- Task instructions: Copy the data as given. No line may be skipped.

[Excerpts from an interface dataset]

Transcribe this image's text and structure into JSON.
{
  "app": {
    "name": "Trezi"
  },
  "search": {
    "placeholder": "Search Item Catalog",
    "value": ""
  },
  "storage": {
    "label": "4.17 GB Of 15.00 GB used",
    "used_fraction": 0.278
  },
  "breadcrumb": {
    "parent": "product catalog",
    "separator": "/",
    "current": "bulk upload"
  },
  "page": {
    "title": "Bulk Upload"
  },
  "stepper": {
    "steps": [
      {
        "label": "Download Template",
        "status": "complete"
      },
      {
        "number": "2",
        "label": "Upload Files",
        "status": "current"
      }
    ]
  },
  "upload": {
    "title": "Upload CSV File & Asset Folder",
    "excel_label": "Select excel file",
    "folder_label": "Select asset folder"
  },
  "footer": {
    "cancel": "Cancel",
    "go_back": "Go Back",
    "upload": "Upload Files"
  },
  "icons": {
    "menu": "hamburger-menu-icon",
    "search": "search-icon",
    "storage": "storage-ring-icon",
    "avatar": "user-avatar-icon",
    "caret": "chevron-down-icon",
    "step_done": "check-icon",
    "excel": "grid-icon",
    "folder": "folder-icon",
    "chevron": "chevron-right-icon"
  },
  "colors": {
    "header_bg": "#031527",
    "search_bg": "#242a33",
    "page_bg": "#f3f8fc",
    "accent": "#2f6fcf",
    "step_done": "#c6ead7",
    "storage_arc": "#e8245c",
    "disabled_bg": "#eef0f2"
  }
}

- Solution to this problem:
Transcribe this image's text and structure into JSON.
{
  "app": {
    "name": "Trezi"
  },
  "search": {
    "placeholder": "Search Item Catalog",
    "value": ""
  },
  "storage": {
    "label": "4.17 GB Of 15.00 GB used",
    "used_fraction": 0.278
  },
  "breadcrumb": {
    "parent": "product catalog",
    "separator": "/",
    "current": "bulk upload"
  },
  "page": {
    "title": "Bulk Upload"
  },
  "stepper": {
    "steps": [
      {
        "label": "Download Template",
        "status": "complete"
      },
      {
        "number": "2",
        "label": "Upload Files",
        "status": "current"
      }
    ]
  },
  "upload": {
    "title": "Upload CSV File & Asset Folder",
    "excel_label": "Select excel file",
    "folder_label": "Select asset folder"
  },
  "footer": {
    "cancel": "Cancel",
    "go_back": "Go Back",
    "upload": "Upload Files"
  },
  "icons": {
    "menu": "hamburger-menu-icon",
    "search": "search-icon",
    "storage": "storage-ring-icon",
    "avatar": "user-avatar-icon",
    "caret": "chevron-down-icon",
    "step_done": "check-icon",
    "excel": "grid-icon",
    "folder": "folder-icon",
    "chevron": "chevron-right-icon"
  },
  "colors": {
    "header_bg": "#031527",
    "search_bg": "#242a33",
    "page_bg": "#f3f8fc",
    "accent": "#2f6fcf",
    "step_done": "#c6ead7",
    "storage_arc": "#e8245c",
    "disabled_bg": "#eef0f2"
  }
}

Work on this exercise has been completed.